Thunder point guard Russell Westbrook employs a similar celebration but not as complex. Westbrook simply blows on both hands after making 3-pointers and emphatically “holsters” his hands at his hips.
Westbrook, however, has continued his celebration, and while sympathetic to the issue said he does not plan on stopping it.
“I don't know why he does it,” Westbrook said of Noah. “It's different. I don't know what he's doing. I don't do all that (extra motioning). But, nah, never because I don't have (imaginary) guns. I'm shooting the 3. I don't think about it like that. I never have (related it to guns).”
BROOKS DIDN'T MIND DURANT'S TECH
Thunder coach Scott Brooks said he didn't have an issue with Durant's late-game technical foul Thursday at Minnesota. Durant was whistled for the infraction when he slammed the ball and voiced his displeasure at a charging violation in the final three minutes.

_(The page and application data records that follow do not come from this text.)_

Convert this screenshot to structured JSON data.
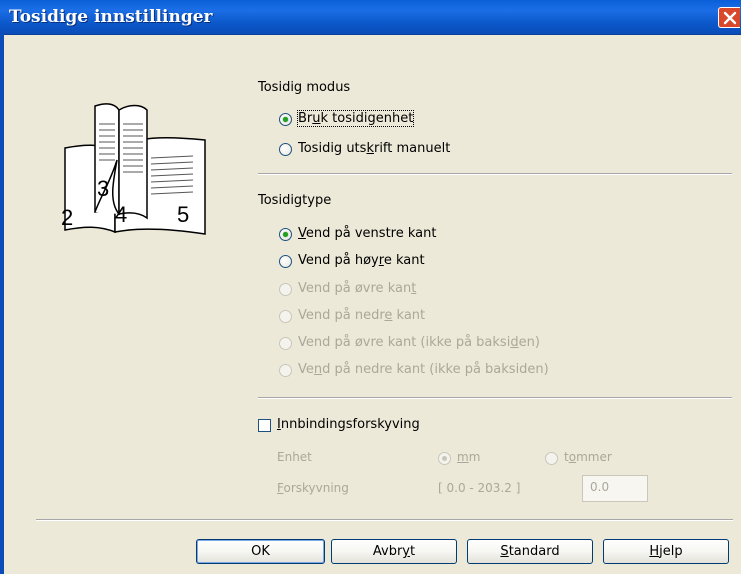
{
  "window": {
    "title": "Tosidige innstillinger"
  },
  "duplex_mode": {
    "heading": "Tosidig modus",
    "options": [
      {
        "pre": "Br",
        "key": "u",
        "post": "k tosidigenhet",
        "selected": true,
        "enabled": true
      },
      {
        "pre": "Tosidig uts",
        "key": "k",
        "post": "rift manuelt",
        "selected": false,
        "enabled": true
      }
    ]
  },
  "duplex_type": {
    "heading": "Tosidigtype",
    "options": [
      {
        "pre": "",
        "key": "V",
        "post": "end på venstre kant",
        "selected": true,
        "enabled": true
      },
      {
        "pre": "Vend på høy",
        "key": "r",
        "post": "e kant",
        "selected": false,
        "enabled": true
      },
      {
        "pre": "Vend på øvre kan",
        "key": "t",
        "post": "",
        "selected": false,
        "enabled": false
      },
      {
        "pre": "Vend på nedr",
        "key": "e",
        "post": " kant",
        "selected": false,
        "enabled": false
      },
      {
        "pre": "Vend på øvre kant (ikke på baksi",
        "key": "d",
        "post": "en)",
        "selected": false,
        "enabled": false
      },
      {
        "pre": "Ve",
        "key": "n",
        "post": "d på nedre kant (ikke på baksiden)",
        "selected": false,
        "enabled": false
      }
    ]
  },
  "binding_offset": {
    "checkbox": {
      "pre": "",
      "key": "I",
      "post": "nnbindingsforskyving",
      "checked": false
    },
    "unit_label": "Enhet",
    "unit_mm": {
      "pre": "",
      "key": "m",
      "post": "m",
      "selected": true
    },
    "unit_inch": {
      "pre": "t",
      "key": "o",
      "post": "mmer",
      "selected": false
    },
    "offset_label": {
      "pre": "",
      "key": "F",
      "post": "orskyvning"
    },
    "range": "[ 0.0 - 203.2 ]",
    "value": "0.0"
  },
  "illustration": {
    "page_numbers": [
      "2",
      "3",
      "4",
      "5"
    ]
  },
  "buttons": {
    "ok": "OK",
    "cancel": {
      "pre": "Avbr",
      "key": "y",
      "post": "t"
    },
    "default": {
      "pre": "",
      "key": "S",
      "post": "tandard"
    },
    "help": {
      "pre": "",
      "key": "H",
      "post": "jelp"
    }
  },
  "colors": {
    "titlebar": "#0a5fd8",
    "dialog_bg": "#ece9d8",
    "radio_checked": "#21a121",
    "close_button": "#d9482a"
  }
}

“That doesn't happen often,” Brooks said. “One of the things I'm proud of with our guys is we play extremely hard. We don't point fingers and we just play every possession as best we can. The heat of the emotion got to us a couple of times, but it's nothing that I have to bring up to address because it happens (seldom). That was a tough call. Kevin was attacking the basket. But J.J. (Barea) is a tough kid. He steps up and takes charges.”
Barea missed the ensuing technical foul shot, and the Wolves ultimately got just one free throw from Kevin Love once they were awarded the ball.
JACKSON ‘SOLID,' COACH SAYS
Reggie Jackson was hard on himself following Thursday's loss at Minnesota, primarily because he was unhappy with his fourth-quarter defense on Barea.
The 6-foot Wolves point guard scored 14 of his 18 points in the final period, including 12 straight during one stretch that would ultimately snap the Thunder's 12-game winning streak.
“We missed some team assignments, but I definitely take it personal with whoever I'm checking,” Jackson said. “So I definitely take the blame for letting him get hot like that.”
Brooks, though, said Jackson wasn't bad.
“He was solid,” Brooks said. “He didn't make too many mistakes. He played hard and he did a lot of good things. It's something that we can look at and see how we can improve his game and the team.”